I wrote this blog entry a couple of days ago, before yesterday’s disastrous vote by the Massachusetts Board of Education to adopt national standards that are (1) in many ways very different from and (2) weaker than our now dead-letter state standards for what is taught in our schools. The punch line is at the bottom.

Since 1993, Springfield has received well over $2 billion, Worcester over $1.5 billion and Boston another $2 billion in state aid supplementing local education funding. The percentage of students passing the MCAS test varies greatly by subgroup, with critical challenges remaining to raise significantly academic achievement among African-American and Hispanic/Latino students, as well as students with disabilities.

The state’s tens of billions of dollars of investment have not led to high-quality education in our urban districts or improved the proficiency (the “high performers”) among minorities.

The Bay State’s remarkable improvement overall has come as a result of a multi-pronged set of efforts set forth in MERA—charters, strong accountability, teacher and student testing, and a rich content-based set of academic standards that all districts are supposed to have adopted and from which the MCAS is drawn. Yet 17 years after its passage, our urban districts have too often resisted full implementation of the Education Reform Act.
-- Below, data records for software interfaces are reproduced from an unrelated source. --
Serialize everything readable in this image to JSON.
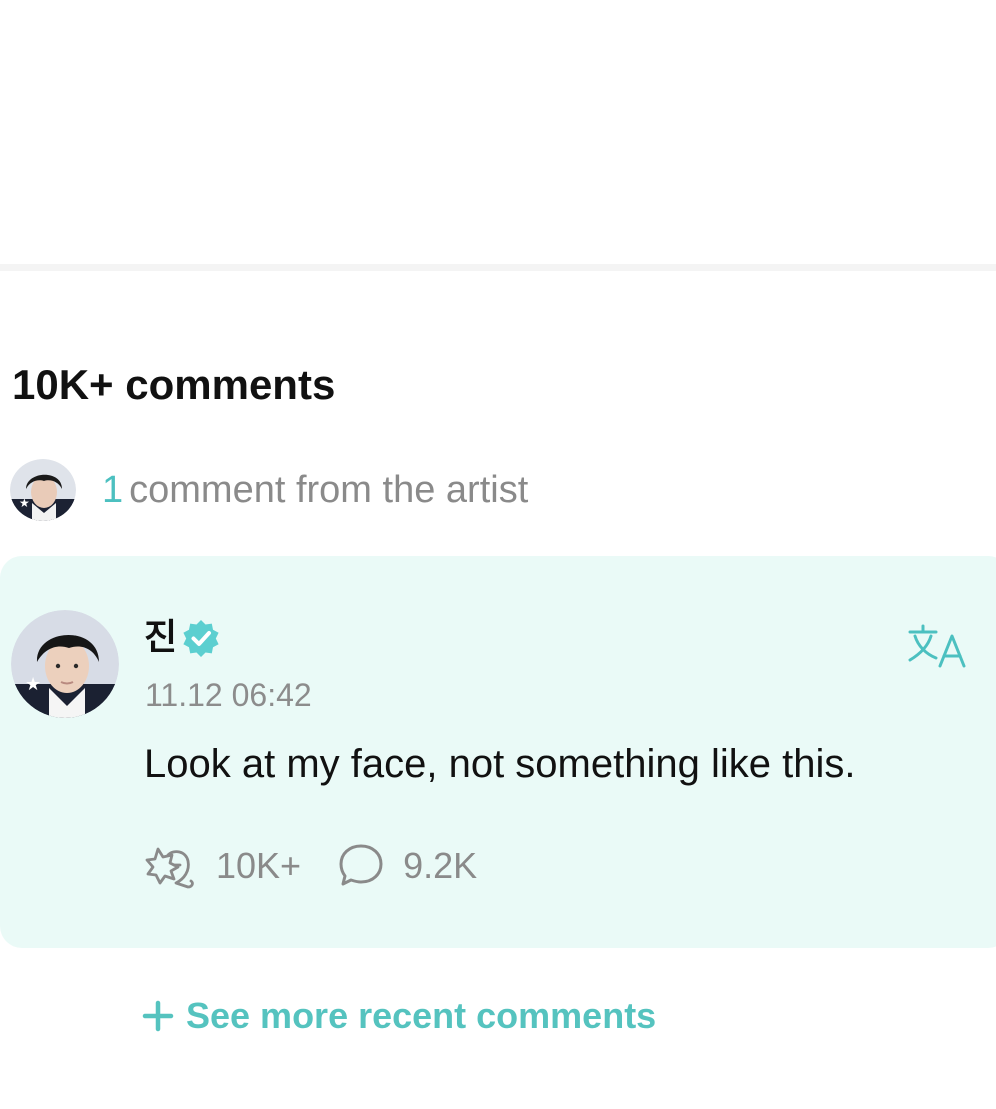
{
  "comments_header": {
    "title": "10K+ comments"
  },
  "artist_comments": {
    "count": "1",
    "label": "comment from the artist"
  },
  "comment": {
    "author": "진",
    "timestamp": "11.12 06:42",
    "text": "Look at my face, not something like this.",
    "likes": "10K+",
    "replies": "9.2K",
    "translate_icon": "translate-icon",
    "verified_icon": "verified-badge-icon"
  },
  "see_more": {
    "label": "See more recent comments"
  },
  "colors": {
    "accent": "#4cc0c0",
    "card_background": "#eafaf7",
    "muted_text": "#8a8a8a"
  }
}
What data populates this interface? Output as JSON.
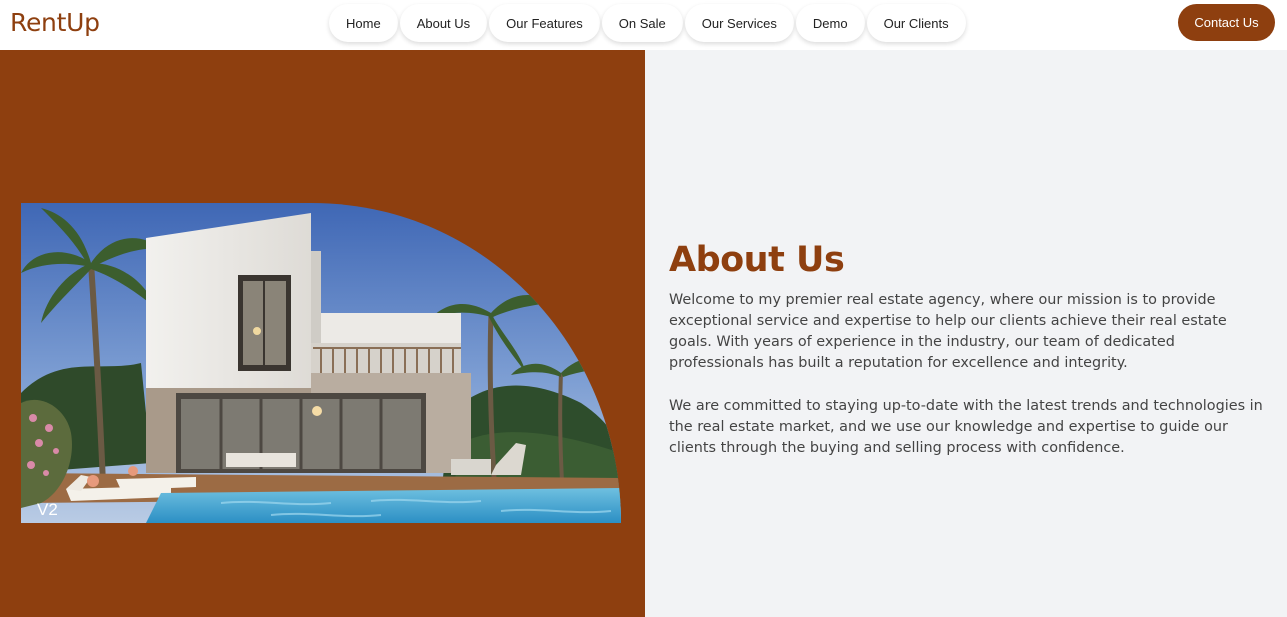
{
  "header": {
    "logo": "RentUp",
    "nav": [
      {
        "label": "Home"
      },
      {
        "label": "About Us"
      },
      {
        "label": "Our Features"
      },
      {
        "label": "On Sale"
      },
      {
        "label": "Our Services"
      },
      {
        "label": "Demo"
      },
      {
        "label": "Our Clients"
      }
    ],
    "contact_label": "Contact Us"
  },
  "hero": {
    "watermark": "V2",
    "image_subject": "modern white villa with pool and palm trees"
  },
  "about": {
    "title": "About Us",
    "paragraph_1": "Welcome to my premier real estate agency, where our mission is to provide exceptional service and expertise to help our clients achieve their real estate goals. With years of experience in the industry, our team of dedicated professionals has built a reputation for excellence and integrity.",
    "paragraph_2": "We are committed to staying up-to-date with the latest trends and technologies in the real estate market, and we use our knowledge and expertise to guide our clients through the buying and selling process with confidence."
  },
  "colors": {
    "brand": "#8e3f0f",
    "panel_bg": "#f2f3f5",
    "nav_bg": "#ffffff"
  }
}
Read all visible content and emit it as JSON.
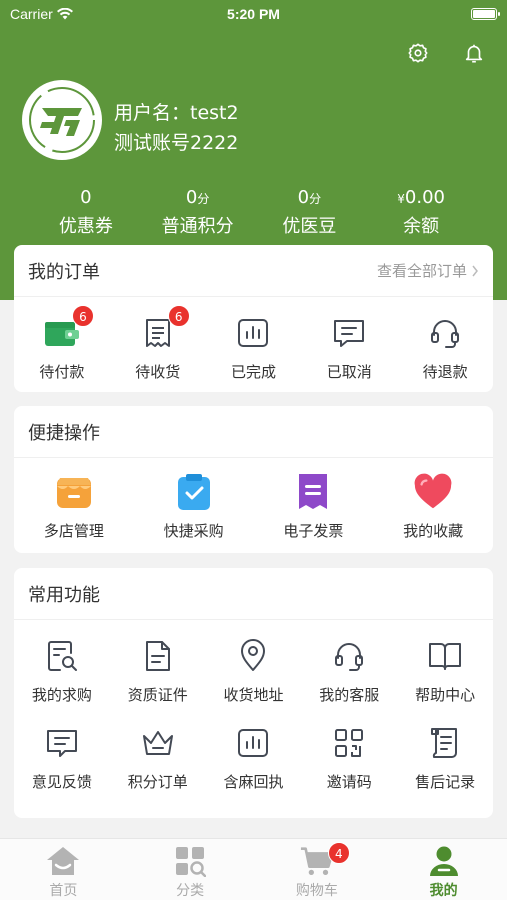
{
  "status_bar": {
    "carrier": "Carrier",
    "time": "5:20 PM"
  },
  "icons": {
    "settings": "gear-icon",
    "notifications": "bell-icon"
  },
  "user": {
    "name": "用户名：test2",
    "account": "测试账号2222"
  },
  "stats": [
    {
      "value": "0",
      "unit": "",
      "prefix": "",
      "label": "优惠券"
    },
    {
      "value": "0",
      "unit": "分",
      "prefix": "",
      "label": "普通积分"
    },
    {
      "value": "0",
      "unit": "分",
      "prefix": "",
      "label": "优医豆"
    },
    {
      "value": "0.00",
      "unit": "",
      "prefix": "¥",
      "label": "余额"
    }
  ],
  "orders": {
    "title": "我的订单",
    "more": "查看全部订单",
    "items": [
      {
        "label": "待付款",
        "badge": "6",
        "icon": "wallet-icon"
      },
      {
        "label": "待收货",
        "badge": "6",
        "icon": "receipt-icon"
      },
      {
        "label": "已完成",
        "badge": "",
        "icon": "chart-icon"
      },
      {
        "label": "已取消",
        "badge": "",
        "icon": "message-icon"
      },
      {
        "label": "待退款",
        "badge": "",
        "icon": "headset-icon"
      }
    ]
  },
  "quick": {
    "title": "便捷操作",
    "items": [
      {
        "label": "多店管理",
        "icon": "store-icon"
      },
      {
        "label": "快捷采购",
        "icon": "clipboard-check-icon"
      },
      {
        "label": "电子发票",
        "icon": "invoice-icon"
      },
      {
        "label": "我的收藏",
        "icon": "heart-icon"
      }
    ]
  },
  "common": {
    "title": "常用功能",
    "items": [
      {
        "label": "我的求购",
        "icon": "search-document-icon"
      },
      {
        "label": "资质证件",
        "icon": "document-icon"
      },
      {
        "label": "收货地址",
        "icon": "location-pin-icon"
      },
      {
        "label": "我的客服",
        "icon": "headset-icon"
      },
      {
        "label": "帮助中心",
        "icon": "book-icon"
      },
      {
        "label": "意见反馈",
        "icon": "feedback-icon"
      },
      {
        "label": "积分订单",
        "icon": "crown-icon"
      },
      {
        "label": "含麻回执",
        "icon": "chart-icon"
      },
      {
        "label": "邀请码",
        "icon": "qr-code-icon"
      },
      {
        "label": "售后记录",
        "icon": "scroll-icon"
      }
    ]
  },
  "tabbar": [
    {
      "label": "首页",
      "icon": "home-icon",
      "active": false,
      "badge": ""
    },
    {
      "label": "分类",
      "icon": "category-icon",
      "active": false,
      "badge": ""
    },
    {
      "label": "购物车",
      "icon": "cart-icon",
      "active": false,
      "badge": "4"
    },
    {
      "label": "我的",
      "icon": "person-icon",
      "active": true,
      "badge": ""
    }
  ],
  "colors": {
    "brand": "#5d963b",
    "badge": "#e9322d",
    "active_tab": "#4e8c2f"
  }
}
The unfortunate fact is that the vast majority of urban districts have either just or have not yet aligned their local curricula with the state’s academic frameworks.

As a result, students are not learning from a rich liberal arts curriculum. Translation: Many are being tested through MCAS on materials they haven’t even seen in the classroom. Given that reality, what is surprising is the surprise that some policymakers have regarding urban students’ poor performance on the MCAS.

DESE must actively ensure that local curricula in the state’s largest 25 districts are aligned with the state’s rich academic frameworks. The fact is that the districts should have long ago undertaken these reforms. But it is also true that these reforms may not be possible in the short term without money, which we would estimate to be around $10 million. The state should provide $200,000 a year for up to two years to the largest districts that have not yet aligned their curriculum with the state frameworks. Should the districts not complete this work, in year three the districts should face significant financial penalties.

All of this is, obviously, complicated enormously by the vote taken yesterday by the Massachusetts Board of Education. Now we are back to step one and have to start a new alignment process for all districts. The over 300 districts (and the many urban districts that still haven’t gotten this right) will have to dedicate lots of resources gathering the adults in any number of rooms who will first spend hours creating PowerPoints and many more hours debating them and making decisions, buying new textbooks, crafting and participating in new professional development. So much money (much more than I had suggested above) and so much time, and – one has to wonder – to what benefit?